In a lengthy post to his Web site, .Net developer Sam Allen spelled out the data he collected from the "Memory Watcher" application he wrote specifically to track Web browser memory use.

Although Allen acknowledged that the testing was unscientific -- he ran each browser between 2.69 hours and 2.91 hours, for instance, and didn't claim to have visited the exact same pages with each -- he claimed that the trend lines drawn by Memory Watcher were valid. The results, he said, "Are not a direct comparison in any way, but they offer a visualization of trending in the memory behavior of the layout engines and interfaces."

Firefox 3.0 was the clear winner, not only because it used the least amount of memory of any of the tested browsers, but its memory use didn't noticeably grow over time. "This browser exhibits memory usage that is by far lower than the others," Allen said of Firefox 3.0. "It releases memory to the system and the trend line is nearly flat."

The poorest marks went to Apple's Safari 3.1 for Windows -- Allen tested only the Windows versions of each browser -- which consistently consumed more memory the longer it was used. "Safari on Windows shows extremely poor memory management," he said.

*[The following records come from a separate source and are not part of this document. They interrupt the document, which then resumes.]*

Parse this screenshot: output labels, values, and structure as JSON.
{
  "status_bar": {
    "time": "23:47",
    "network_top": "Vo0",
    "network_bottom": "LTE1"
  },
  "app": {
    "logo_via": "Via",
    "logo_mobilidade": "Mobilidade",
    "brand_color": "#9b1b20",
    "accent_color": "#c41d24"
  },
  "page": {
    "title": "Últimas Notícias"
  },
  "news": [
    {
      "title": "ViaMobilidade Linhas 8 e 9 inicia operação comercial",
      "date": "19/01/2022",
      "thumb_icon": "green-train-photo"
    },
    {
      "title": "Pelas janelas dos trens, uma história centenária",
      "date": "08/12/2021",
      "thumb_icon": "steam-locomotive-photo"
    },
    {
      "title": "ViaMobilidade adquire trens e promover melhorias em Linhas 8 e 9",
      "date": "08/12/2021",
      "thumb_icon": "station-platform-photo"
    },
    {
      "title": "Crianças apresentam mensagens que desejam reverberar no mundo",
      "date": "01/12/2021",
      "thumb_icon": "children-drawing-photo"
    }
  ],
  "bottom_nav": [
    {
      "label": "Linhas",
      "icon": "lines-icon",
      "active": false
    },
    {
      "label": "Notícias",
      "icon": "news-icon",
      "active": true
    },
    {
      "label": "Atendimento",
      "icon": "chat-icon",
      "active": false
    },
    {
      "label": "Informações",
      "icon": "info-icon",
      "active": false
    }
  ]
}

Other browsers, including Microsoft's IE 8 Beta 1, Flock's Flock 2.0, and Opera Software's Opera 9.5, were in the middle, memory management-wise, he argued. While their memory use crept up over time, the increase was much more gradual than Safari's. "IE did well...although a worrying trend in the data could indicate that it[s memory usage] would keep escalating," Allen said.

Browsers are regularly dinged for "memory leaks," the term used to describe the increase in memory use the longer an application is used. In some cases, the memory load becomes big enough to degrade the overall performance of some computers.

Older versions of Firefox, including Firefox 2.0, for example, were assailed for rampant memory leaks, criticism that drove Mozilla to reduce the browser's memory footprint in the just-released Firefox 3.0.

Allen did not immediately reply to an e-mail Friday asking for further comment on his memory tests.

Source: InfoWorld

Tags: Firefox, Internet Explorer, Mozilla, Opera

Comments
Add comment

Your name:
Sign in with:
or
Your comment:


Enter code:

E-mail (not required)
E-mail will not be disclosed to the third party


Last news

 
Is this an error or it is really happening?
 
 
The proposed topic and architecture was originally presented to the JPEG Committee in 2016
 
 
The rest of the specs as seen on Geekbench include 8GB of RAM
 
Samsung is likely to be made official in February at next year's Mobile World Congress in Barcelona
 
Lumia 950 XL shown running Windows 10 on ARM
 
The company has studied such an option in the past
The Samsung Galaxy A5 (2017) Review
The evolution of the successful smartphone, now with a waterproof body and USB Type-C
February 7, 2017 /
Samsung Galaxy TabPro S - a tablet with the Windows-keyboard
The first Windows-tablet with the 12-inch display Super AMOLED
June 7, 2016 /
Keyboards for iOS
Ten iOS keyboards review
July 18, 2015 /
Samsung E1200 Mobile Phone Review
A cheap phone with a good screen
March 8, 2015 / 4
Creative Sound Blaster Z sound card review
Good sound for those who are not satisfied with the onboard solution
September 25, 2014 / 2
Samsung Galaxy Gear: Smartwatch at High Price
The first smartwatch from Samsung - almost a smartphone with a small body
December 19, 2013 /
 
 

News Archive

 
 
SuMoTuWeThFrSa
  12345
6789101112
13141516171819
20212223242526
2728293031  




Poll

Do you use microSD card with your phone?
or leave your own version in comments (10)